# What is being asked:
The word "Videos" marks the lines to find; copy every such line from the data below.

# Dataset:
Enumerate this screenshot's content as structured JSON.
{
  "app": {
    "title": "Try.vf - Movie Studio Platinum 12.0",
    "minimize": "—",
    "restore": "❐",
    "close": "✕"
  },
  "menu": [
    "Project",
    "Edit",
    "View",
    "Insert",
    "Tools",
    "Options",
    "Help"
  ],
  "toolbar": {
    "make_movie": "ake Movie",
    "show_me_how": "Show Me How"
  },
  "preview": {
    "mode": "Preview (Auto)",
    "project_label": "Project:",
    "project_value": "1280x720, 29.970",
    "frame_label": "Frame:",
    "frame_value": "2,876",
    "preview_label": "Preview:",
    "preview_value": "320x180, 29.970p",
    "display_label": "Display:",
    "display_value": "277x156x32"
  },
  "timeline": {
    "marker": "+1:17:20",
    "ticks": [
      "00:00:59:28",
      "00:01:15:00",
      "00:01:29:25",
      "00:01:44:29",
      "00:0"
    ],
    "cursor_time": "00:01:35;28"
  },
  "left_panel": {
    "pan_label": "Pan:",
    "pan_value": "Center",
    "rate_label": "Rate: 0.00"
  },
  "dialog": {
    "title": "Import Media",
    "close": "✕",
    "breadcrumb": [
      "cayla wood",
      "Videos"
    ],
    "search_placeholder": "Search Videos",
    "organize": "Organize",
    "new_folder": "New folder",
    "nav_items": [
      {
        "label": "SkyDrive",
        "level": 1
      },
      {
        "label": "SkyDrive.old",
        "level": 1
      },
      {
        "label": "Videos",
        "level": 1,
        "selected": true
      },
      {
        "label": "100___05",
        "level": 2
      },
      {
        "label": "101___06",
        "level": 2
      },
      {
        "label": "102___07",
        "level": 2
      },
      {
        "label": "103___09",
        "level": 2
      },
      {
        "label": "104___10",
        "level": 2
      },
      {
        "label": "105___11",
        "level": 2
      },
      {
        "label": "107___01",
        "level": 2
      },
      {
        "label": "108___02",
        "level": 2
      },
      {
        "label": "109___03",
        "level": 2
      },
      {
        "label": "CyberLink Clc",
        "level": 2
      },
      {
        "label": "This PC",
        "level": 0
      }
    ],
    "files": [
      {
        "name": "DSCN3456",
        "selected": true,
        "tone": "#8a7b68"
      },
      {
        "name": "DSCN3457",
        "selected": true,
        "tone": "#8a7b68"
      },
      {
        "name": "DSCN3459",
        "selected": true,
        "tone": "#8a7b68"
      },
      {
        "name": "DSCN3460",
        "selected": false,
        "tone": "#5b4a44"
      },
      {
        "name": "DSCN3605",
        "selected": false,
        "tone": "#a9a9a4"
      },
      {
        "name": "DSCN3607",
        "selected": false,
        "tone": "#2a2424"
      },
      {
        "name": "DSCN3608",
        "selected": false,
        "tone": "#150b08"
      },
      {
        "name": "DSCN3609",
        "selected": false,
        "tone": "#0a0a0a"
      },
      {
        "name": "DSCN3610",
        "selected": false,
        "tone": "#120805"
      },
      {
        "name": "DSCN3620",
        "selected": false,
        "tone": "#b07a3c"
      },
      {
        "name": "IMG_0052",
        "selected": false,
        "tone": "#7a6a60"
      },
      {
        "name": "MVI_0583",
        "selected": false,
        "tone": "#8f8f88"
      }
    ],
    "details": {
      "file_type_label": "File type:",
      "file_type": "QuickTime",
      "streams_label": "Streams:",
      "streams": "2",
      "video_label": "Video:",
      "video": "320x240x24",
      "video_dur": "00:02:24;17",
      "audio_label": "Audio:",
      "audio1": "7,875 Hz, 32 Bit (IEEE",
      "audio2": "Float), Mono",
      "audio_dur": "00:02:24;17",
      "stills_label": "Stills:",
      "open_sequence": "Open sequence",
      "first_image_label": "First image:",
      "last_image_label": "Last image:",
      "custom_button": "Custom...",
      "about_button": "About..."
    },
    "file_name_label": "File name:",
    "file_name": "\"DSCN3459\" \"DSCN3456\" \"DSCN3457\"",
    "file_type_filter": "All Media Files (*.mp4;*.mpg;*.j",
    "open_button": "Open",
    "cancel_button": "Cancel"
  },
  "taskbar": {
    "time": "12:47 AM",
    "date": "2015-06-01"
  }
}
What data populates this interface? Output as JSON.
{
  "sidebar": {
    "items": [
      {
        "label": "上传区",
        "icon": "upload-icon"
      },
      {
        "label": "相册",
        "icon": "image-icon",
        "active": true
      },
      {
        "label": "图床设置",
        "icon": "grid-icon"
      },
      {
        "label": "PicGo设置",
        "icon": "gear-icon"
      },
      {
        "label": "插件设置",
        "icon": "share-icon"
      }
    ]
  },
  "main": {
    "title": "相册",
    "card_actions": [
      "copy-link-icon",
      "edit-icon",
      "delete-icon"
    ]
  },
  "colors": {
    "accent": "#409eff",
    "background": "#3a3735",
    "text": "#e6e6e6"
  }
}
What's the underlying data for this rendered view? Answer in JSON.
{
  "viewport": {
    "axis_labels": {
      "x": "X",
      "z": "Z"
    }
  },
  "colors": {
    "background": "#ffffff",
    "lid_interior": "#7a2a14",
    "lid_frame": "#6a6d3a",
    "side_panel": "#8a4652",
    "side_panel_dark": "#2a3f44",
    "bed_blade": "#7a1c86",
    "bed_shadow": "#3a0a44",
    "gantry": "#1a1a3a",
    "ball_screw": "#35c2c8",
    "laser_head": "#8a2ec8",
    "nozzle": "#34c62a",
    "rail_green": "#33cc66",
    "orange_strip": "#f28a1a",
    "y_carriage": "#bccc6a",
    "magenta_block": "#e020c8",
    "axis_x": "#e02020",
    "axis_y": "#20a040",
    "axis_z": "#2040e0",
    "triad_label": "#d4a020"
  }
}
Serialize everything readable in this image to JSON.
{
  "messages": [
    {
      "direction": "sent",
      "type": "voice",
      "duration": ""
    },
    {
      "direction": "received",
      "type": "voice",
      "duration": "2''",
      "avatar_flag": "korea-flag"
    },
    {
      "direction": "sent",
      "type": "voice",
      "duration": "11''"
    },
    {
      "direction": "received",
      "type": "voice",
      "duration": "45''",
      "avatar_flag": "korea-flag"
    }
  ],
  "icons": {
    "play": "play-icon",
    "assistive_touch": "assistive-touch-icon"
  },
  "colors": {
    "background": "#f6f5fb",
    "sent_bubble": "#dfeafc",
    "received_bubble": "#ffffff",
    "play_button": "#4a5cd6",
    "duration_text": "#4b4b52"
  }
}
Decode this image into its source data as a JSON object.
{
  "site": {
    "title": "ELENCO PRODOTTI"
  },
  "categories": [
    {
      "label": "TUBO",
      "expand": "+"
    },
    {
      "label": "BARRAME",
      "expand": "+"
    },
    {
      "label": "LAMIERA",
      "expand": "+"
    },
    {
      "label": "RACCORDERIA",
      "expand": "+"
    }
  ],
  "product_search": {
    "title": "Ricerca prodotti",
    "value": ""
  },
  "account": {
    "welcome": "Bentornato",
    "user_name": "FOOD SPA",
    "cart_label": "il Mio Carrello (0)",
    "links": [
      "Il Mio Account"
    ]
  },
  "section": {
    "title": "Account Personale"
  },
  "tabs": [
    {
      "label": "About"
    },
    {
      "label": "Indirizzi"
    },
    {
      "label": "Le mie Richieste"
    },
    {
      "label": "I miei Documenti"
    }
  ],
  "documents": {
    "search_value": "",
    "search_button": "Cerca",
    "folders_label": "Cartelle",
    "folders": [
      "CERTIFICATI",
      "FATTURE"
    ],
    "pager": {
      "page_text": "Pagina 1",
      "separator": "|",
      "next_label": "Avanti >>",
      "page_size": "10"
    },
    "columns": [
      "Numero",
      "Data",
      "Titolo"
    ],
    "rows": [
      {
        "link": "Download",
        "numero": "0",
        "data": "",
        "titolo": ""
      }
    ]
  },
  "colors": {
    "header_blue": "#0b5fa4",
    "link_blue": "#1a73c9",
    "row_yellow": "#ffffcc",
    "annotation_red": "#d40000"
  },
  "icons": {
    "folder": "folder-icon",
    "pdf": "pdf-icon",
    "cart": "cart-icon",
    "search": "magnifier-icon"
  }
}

# Problem solution:
      "Videos"
    "search_placeholder": "Search Videos",
        "label": "Videos",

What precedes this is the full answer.